Whether you are getting hawaiian food, or any other type, it is all exquisite. If you are looking for more traditional food, there are many things you can try. Some of these things include, Poi, Laulau, Kalua Pig, Poke, Chicken Long Rice, and Lomi-lomi salmon. I personally liked the Chicken Long Rice the best. The chicken was succulent and the rice went incredibly well with the chicken.
History of commercial fishing in Hawaii Shortly after Statehood, a U.S. Department of Interior, Bureau of Commercial Fisheries proposal labeled the Hawaii fishery as "dying". Hawaii's major commercial fisheries had been dominated by traditional practices that reflected Hawaii's Japanese immigrant heritage and its impact on the local fishery and seafood markets. The predominant commercial fishery was aku (skipjack tuna), which was caught by a live-bait, pole-and-line, wooden sampan fleet, known as aku boats, and which was landed primarily for canning. In 1960, over 60% of Hawaii's total recorded commercial fishery landings (by weight) was aku, and the percentage remained over 50% until 1970. By the mid-1970's the number of aku boats and
The Maasai people are a feudal society, which is a hierarchical society based on land ownership and protection. The Maasai have warriors who protect plots of land or reserve pastures, but when the dry season is cruel, these pastures are ignored and used for grazing animals. The traditional social order of the Maasai was based on sharing land, where land was shared with extended family, but now the Kraals (huts made to keep lions away from cattle) are only occupied by a single family at a time. In traditional Maasai culture, the women make the Inkajijik’s (houses), they supply food and water, milk the cattle, cook and collect firewood.

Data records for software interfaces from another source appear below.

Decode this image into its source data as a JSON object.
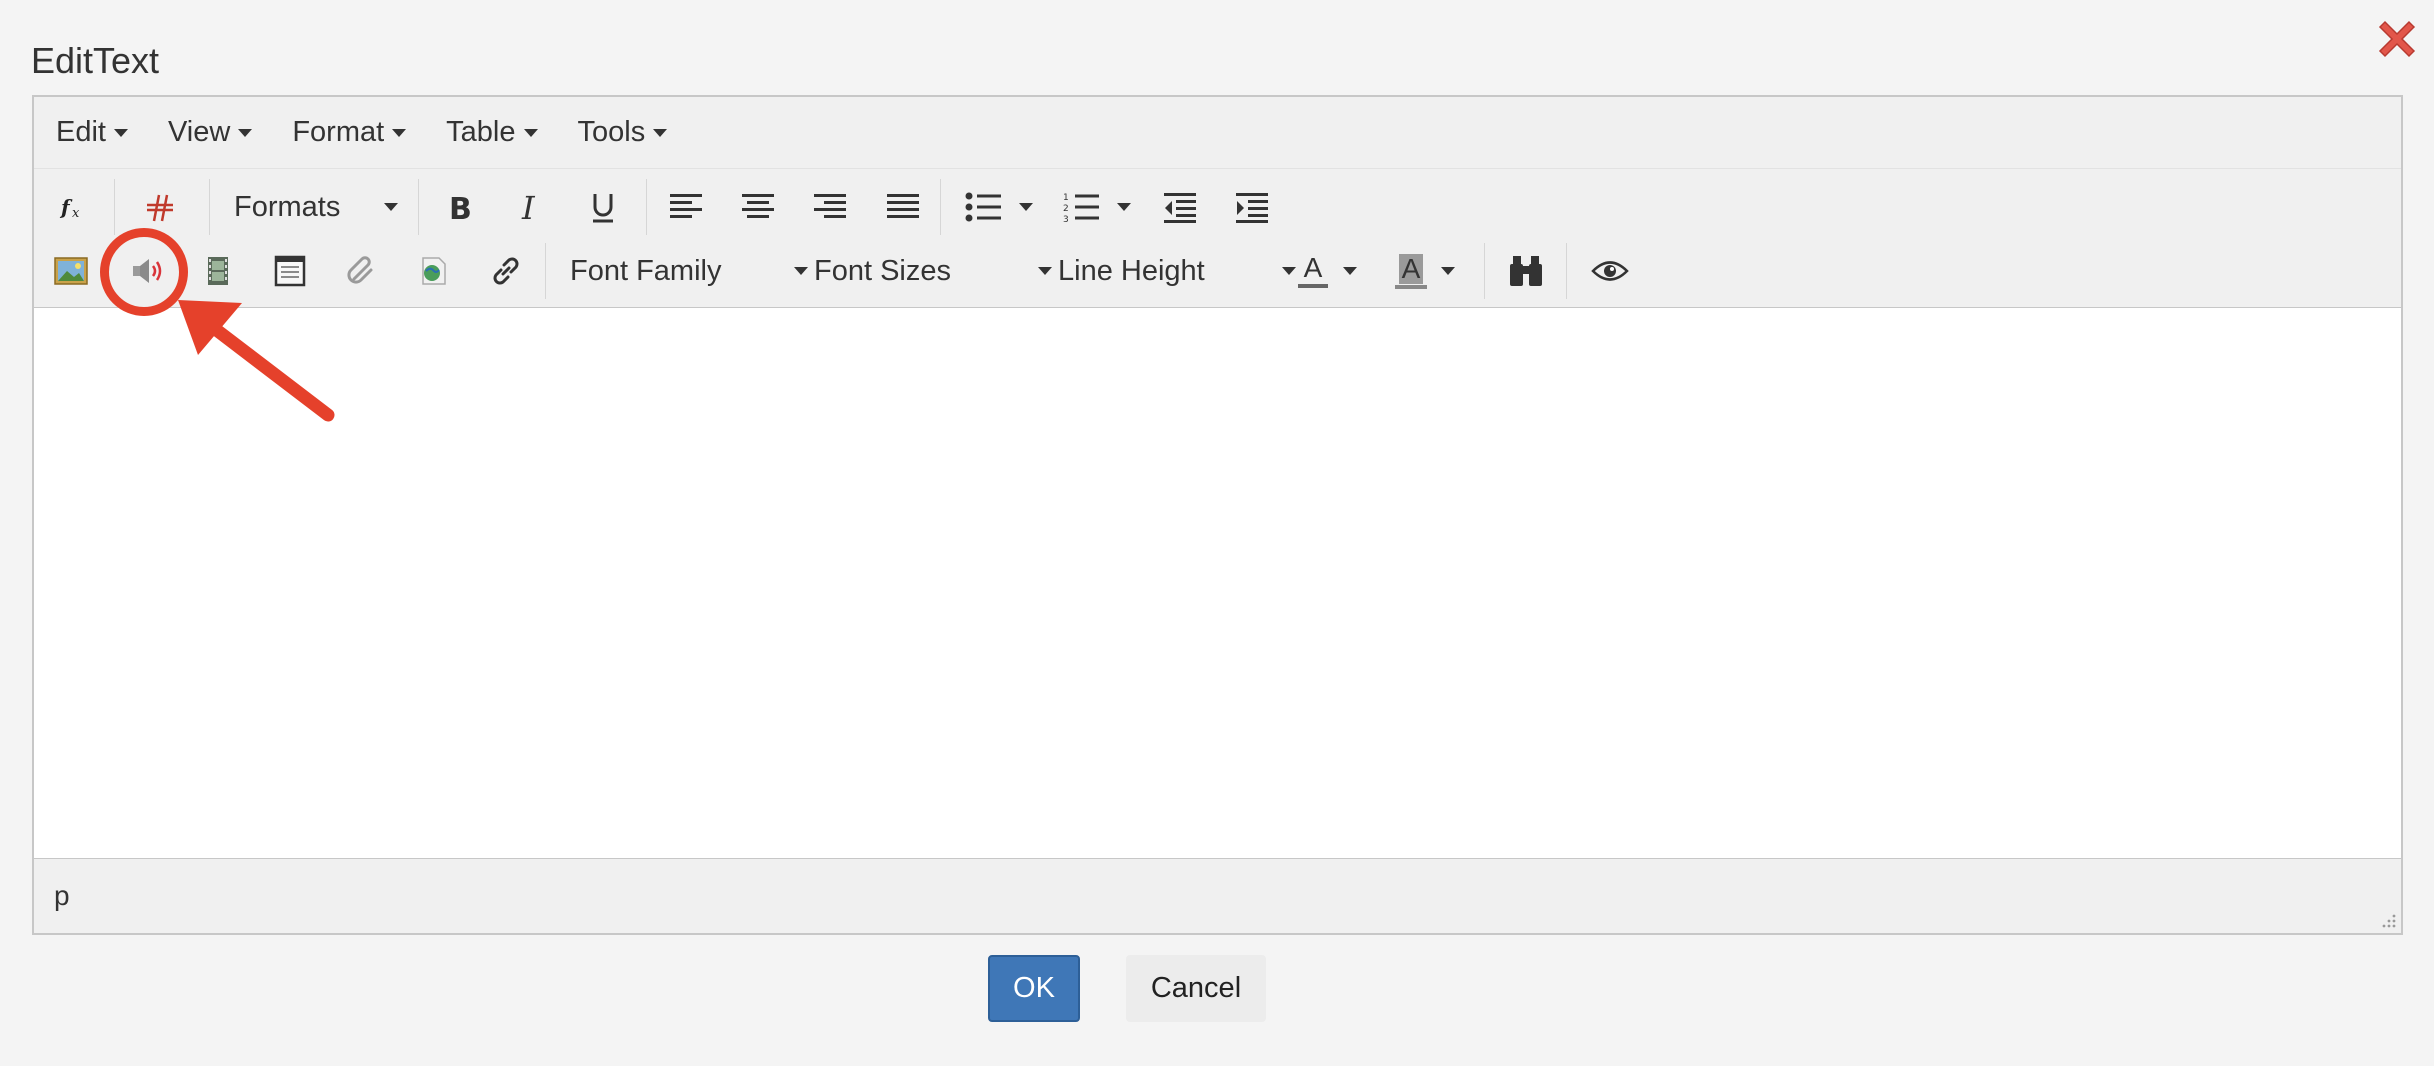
{
  "dialog": {
    "title": "EditText",
    "ok_label": "OK",
    "cancel_label": "Cancel"
  },
  "menubar": {
    "items": [
      {
        "label": "Edit"
      },
      {
        "label": "View"
      },
      {
        "label": "Format"
      },
      {
        "label": "Table"
      },
      {
        "label": "Tools"
      }
    ]
  },
  "toolbar": {
    "formats_label": "Formats",
    "font_family_label": "Font Family",
    "font_sizes_label": "Font Sizes",
    "line_height_label": "Line Height",
    "text_color_glyph": "A",
    "background_color_glyph": "A"
  },
  "statusbar": {
    "path": "p"
  },
  "icons": [
    "formula-icon",
    "strikethrough-icon",
    "bold-icon",
    "italic-icon",
    "underline-icon",
    "align-left-icon",
    "align-center-icon",
    "align-right-icon",
    "align-justify-icon",
    "bullet-list-icon",
    "numbered-list-icon",
    "outdent-icon",
    "indent-icon",
    "image-icon",
    "audio-icon",
    "video-icon",
    "document-icon",
    "attachment-icon",
    "web-page-icon",
    "link-icon",
    "find-icon",
    "preview-icon",
    "close-icon"
  ],
  "colors": {
    "ok_button": "#3f77b7",
    "highlight": "#e5412b"
  }
}
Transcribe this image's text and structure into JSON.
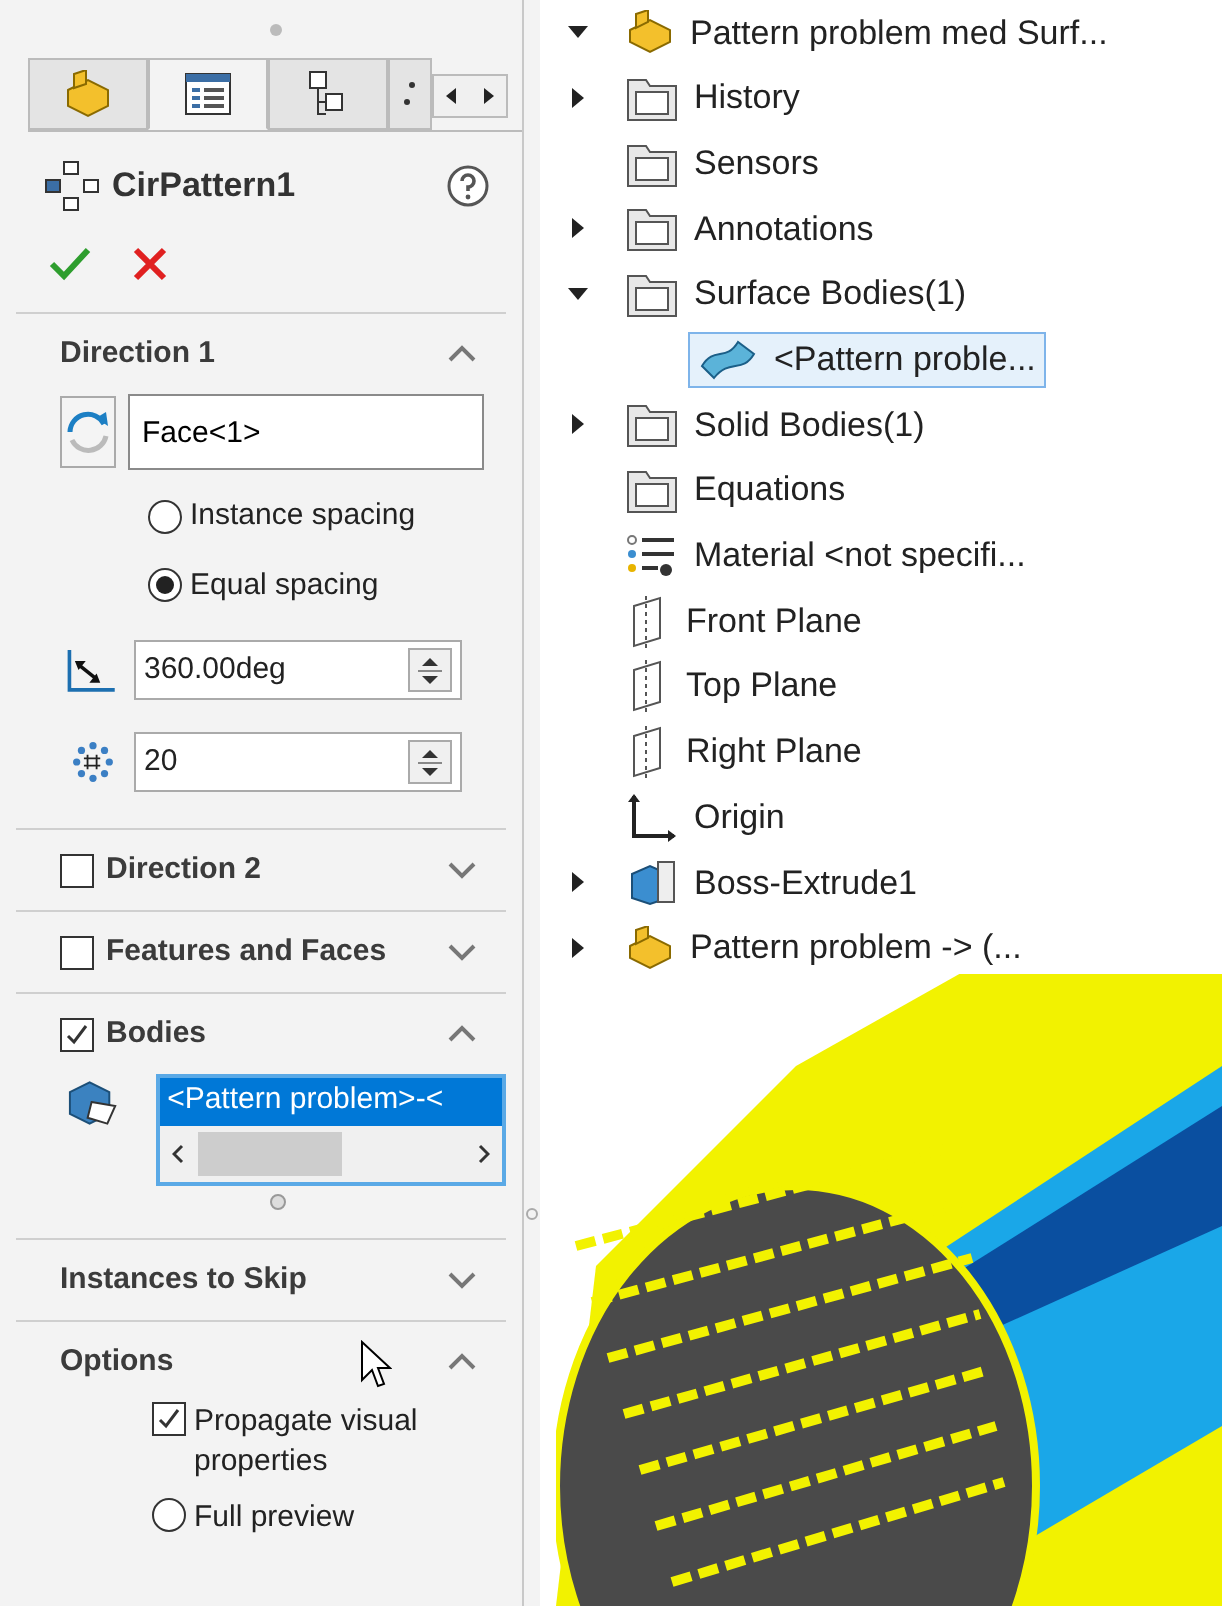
{
  "panel_tabs": [
    {
      "kind": "part",
      "selected": false
    },
    {
      "kind": "properties",
      "selected": true
    },
    {
      "kind": "config",
      "selected": false
    },
    {
      "kind": "more",
      "selected": false
    }
  ],
  "feature": {
    "title": "CirPattern1"
  },
  "sections": [
    {
      "kind": "direction1",
      "title": "Direction 1",
      "expanded": true,
      "axis_field": "Face<1>",
      "spacing": [
        {
          "label": "Instance spacing",
          "selected": false
        },
        {
          "label": "Equal spacing",
          "selected": true
        }
      ],
      "angle": "360.00deg",
      "count": "20"
    },
    {
      "kind": "check",
      "title": "Direction 2",
      "checked": false,
      "expanded": false
    },
    {
      "kind": "check",
      "title": "Features and Faces",
      "checked": false,
      "expanded": false
    },
    {
      "kind": "bodies",
      "title": "Bodies",
      "checked": true,
      "expanded": true,
      "list": [
        {
          "label": "<Pattern problem>-<",
          "selected": true
        }
      ]
    },
    {
      "kind": "plain",
      "title": "Instances to Skip",
      "expanded": false
    },
    {
      "kind": "options",
      "title": "Options",
      "expanded": true,
      "options": [
        {
          "kind": "checkbox",
          "label": "Propagate visual properties",
          "checked": true
        },
        {
          "kind": "radio",
          "label": "Full preview",
          "selected": false
        }
      ]
    }
  ],
  "tree": {
    "label": "Pattern problem med Surf...",
    "kind": "part",
    "expanded": true,
    "children": [
      {
        "label": "History",
        "kind": "folder",
        "expanded": false
      },
      {
        "label": "Sensors",
        "kind": "folder"
      },
      {
        "label": "Annotations",
        "kind": "folder",
        "expanded": false
      },
      {
        "label": "Surface Bodies(1)",
        "kind": "folder",
        "expanded": true,
        "children": [
          {
            "label": "<Pattern proble...",
            "kind": "surface",
            "selected": true
          }
        ]
      },
      {
        "label": "Solid Bodies(1)",
        "kind": "folder",
        "expanded": false
      },
      {
        "label": "Equations",
        "kind": "folder"
      },
      {
        "label": "Material <not specifi...",
        "kind": "material"
      },
      {
        "label": "Front Plane",
        "kind": "plane"
      },
      {
        "label": "Top Plane",
        "kind": "plane"
      },
      {
        "label": "Right Plane",
        "kind": "plane"
      },
      {
        "label": "Origin",
        "kind": "origin"
      },
      {
        "label": "Boss-Extrude1",
        "kind": "extrude",
        "expanded": false
      },
      {
        "label": "Pattern problem -> (...",
        "kind": "part",
        "expanded": false
      }
    ]
  }
}
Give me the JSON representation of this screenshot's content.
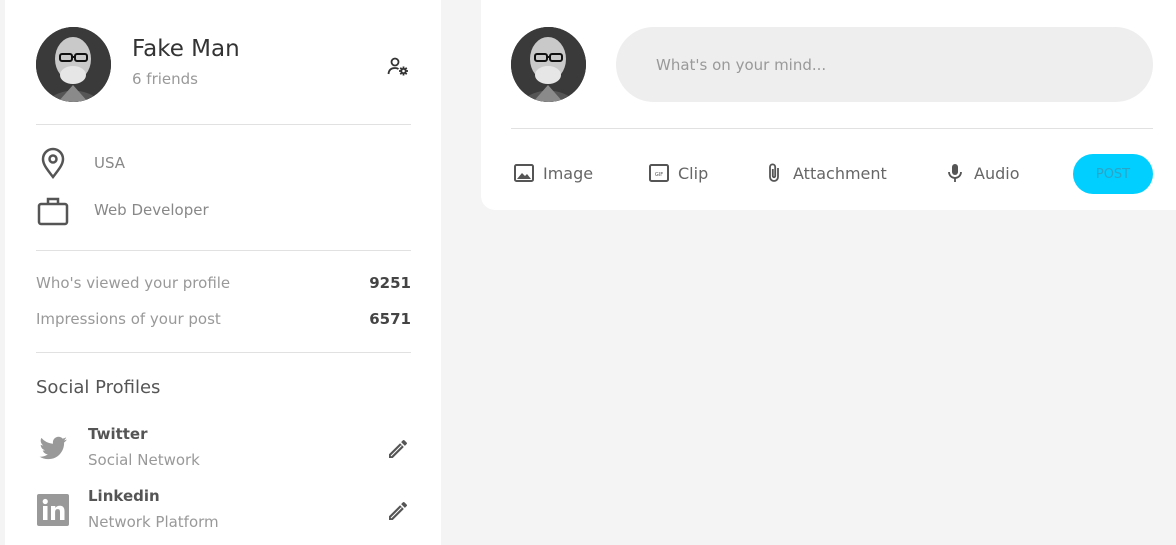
{
  "profile": {
    "name": "Fake Man",
    "friends": "6 friends",
    "location": "USA",
    "job": "Web Developer",
    "stats": [
      {
        "label": "Who's viewed your profile",
        "value": "9251"
      },
      {
        "label": "Impressions of your post",
        "value": "6571"
      }
    ],
    "social_title": "Social Profiles",
    "socials": [
      {
        "name": "Twitter",
        "sub": "Social Network",
        "icon": "twitter-icon"
      },
      {
        "name": "Linkedin",
        "sub": "Network Platform",
        "icon": "linkedin-icon"
      }
    ]
  },
  "composer": {
    "placeholder": "What's on your mind...",
    "tools": [
      {
        "label": "Image",
        "icon": "image-icon"
      },
      {
        "label": "Clip",
        "icon": "gif-icon"
      },
      {
        "label": "Attachment",
        "icon": "paperclip-icon"
      },
      {
        "label": "Audio",
        "icon": "microphone-icon"
      }
    ],
    "post_label": "POST"
  },
  "colors": {
    "accent": "#00cfff",
    "background": "#f4f4f4",
    "card": "#ffffff"
  }
}
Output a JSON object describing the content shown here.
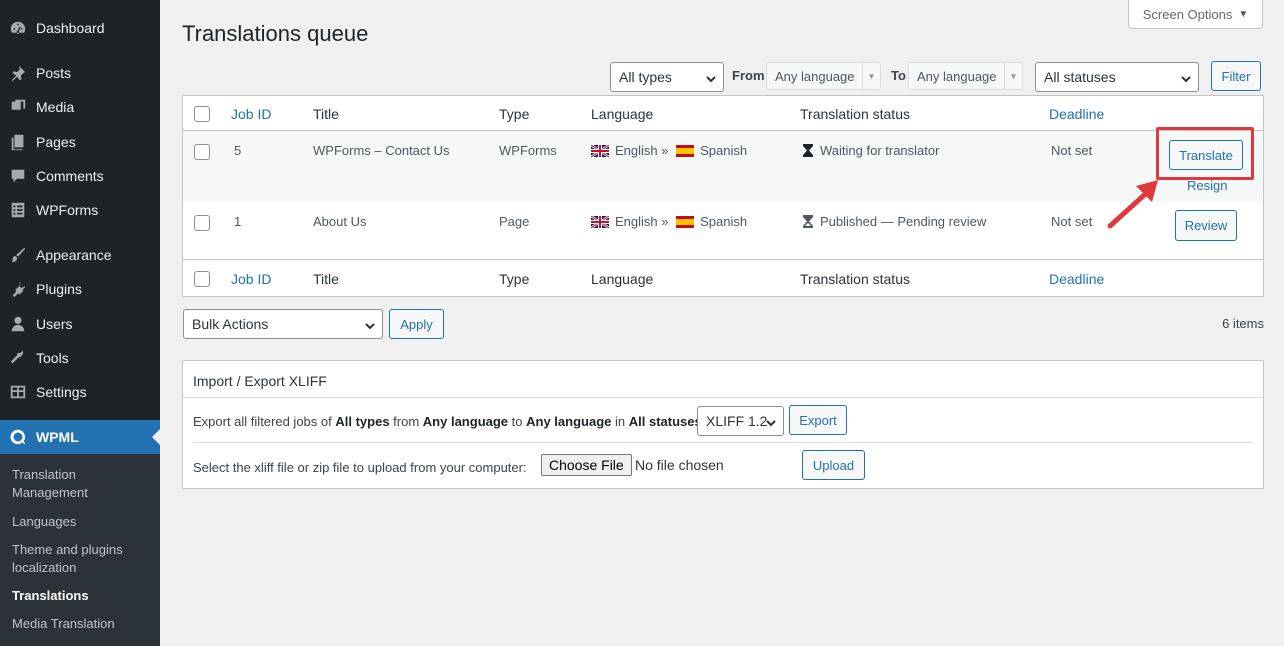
{
  "sidebar": {
    "items": [
      {
        "label": "Dashboard",
        "icon": "dashboard-icon"
      },
      {
        "label": "Posts",
        "icon": "pin-icon"
      },
      {
        "label": "Media",
        "icon": "media-icon"
      },
      {
        "label": "Pages",
        "icon": "pages-icon"
      },
      {
        "label": "Comments",
        "icon": "comment-icon"
      },
      {
        "label": "WPForms",
        "icon": "form-icon"
      },
      {
        "label": "Appearance",
        "icon": "brush-icon"
      },
      {
        "label": "Plugins",
        "icon": "plugin-icon"
      },
      {
        "label": "Users",
        "icon": "user-icon"
      },
      {
        "label": "Tools",
        "icon": "wrench-icon"
      },
      {
        "label": "Settings",
        "icon": "settings-icon"
      },
      {
        "label": "WPML",
        "icon": "wpml-icon"
      }
    ],
    "submenu": [
      "Translation Management",
      "Languages",
      "Theme and plugins localization",
      "Translations",
      "Media Translation"
    ],
    "active_submenu": "Translations"
  },
  "header": {
    "screen_options": "Screen Options",
    "title": "Translations queue"
  },
  "filters": {
    "type": "All types",
    "from_label": "From",
    "from_value": "Any language",
    "to_label": "To",
    "to_value": "Any language",
    "status": "All statuses",
    "filter_button": "Filter"
  },
  "table": {
    "columns": [
      "Job ID",
      "Title",
      "Type",
      "Language",
      "Translation status",
      "Deadline"
    ],
    "rows": [
      {
        "job_id": "5",
        "title": "WPForms – Contact Us",
        "type": "WPForms",
        "lang_from": "English",
        "sep": "»",
        "lang_to": "Spanish",
        "status": "Waiting for translator",
        "deadline": "Not set",
        "action": "Translate",
        "secondary_action": "Resign"
      },
      {
        "job_id": "1",
        "title": "About Us",
        "type": "Page",
        "lang_from": "English",
        "sep": "»",
        "lang_to": "Spanish",
        "status": "Published — Pending review",
        "deadline": "Not set",
        "action": "Review"
      }
    ]
  },
  "bulk": {
    "select": "Bulk Actions",
    "apply": "Apply",
    "items_count": "6 items"
  },
  "xliff": {
    "title": "Import / Export XLIFF",
    "export_prefix": "Export all filtered jobs of",
    "types": "All types",
    "from_word": "from",
    "from_lang": "Any language",
    "to_word": "to",
    "to_lang": "Any language",
    "in_word": "in",
    "statuses": "All statuses:",
    "version": "XLIFF 1.2",
    "export_button": "Export",
    "upload_text": "Select the xliff file or zip file to upload from your computer:",
    "choose_file": "Choose File",
    "no_file": "No file chosen",
    "upload_button": "Upload"
  },
  "colors": {
    "accent": "#2271b1",
    "sidebar_bg": "#1d2327",
    "highlight": "#e0383f"
  }
}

The men take care of security while the boys herd livestock, typically on the days they do not have school.
The author, Yunxiang Yan, in his essay, “Of Hamburger and Social Space: Consuming McDonald's in Beijing”, points out that quick-service restaurants or fast-food restaurants is not intrinsic in Chinese history and culture (451). In actuality, the advent of fast-food restaurants in China can be traced back to the late 1980s when Kentucky Fried Chicken established the first restaurant in China in 1987 (Lozada JR 273). After that, fast-food restaurants have begun to expand their business in Chinese market, among which McDonald’s that opened its first restaurant in Shenzhen, China in 1990 (Lozada JR 273), has gained its enormous popularity in China because Chinese consumers are allured by its sanitary, modern, cozy dining environment (Yan 451). In terms of cultural communication, the expansion of American fast-food restaurants also reflects the output of American culture in China, since Chinese people regard American culture as modern culture, and thus, the way that Chinese parents pay money for their children to eat food from McDonald’s restaurants can be considered as a way of equipping their children with the knowledge about modern social life (Yan 457). In addition, Willy Schneider (2007) adds that “Parallel zur Expansion wird auch geplant, traditionelles chinesisches Essen leichter
However, the indigenous system in Taiwan was tribal and both the aboriginal and Chinese structures have been influenced by modernization process within the Island. The family size has reduced and it is less cohesive and more urban (Copper 2017, n.p). Although Chinese from Mainland have been more attached to their traditional family, they have experienced more impacts of modernization. The surfacing of the generation gap as well as the increasingly many women joining the workforce has played its part in undermining the family-cantered social system (Zhang, Lin, Nonaka, and Beom 2005, 110.). However, regardless of the profound changes in Taiwan’s conventional family structure, it remains a family-oriented society than most.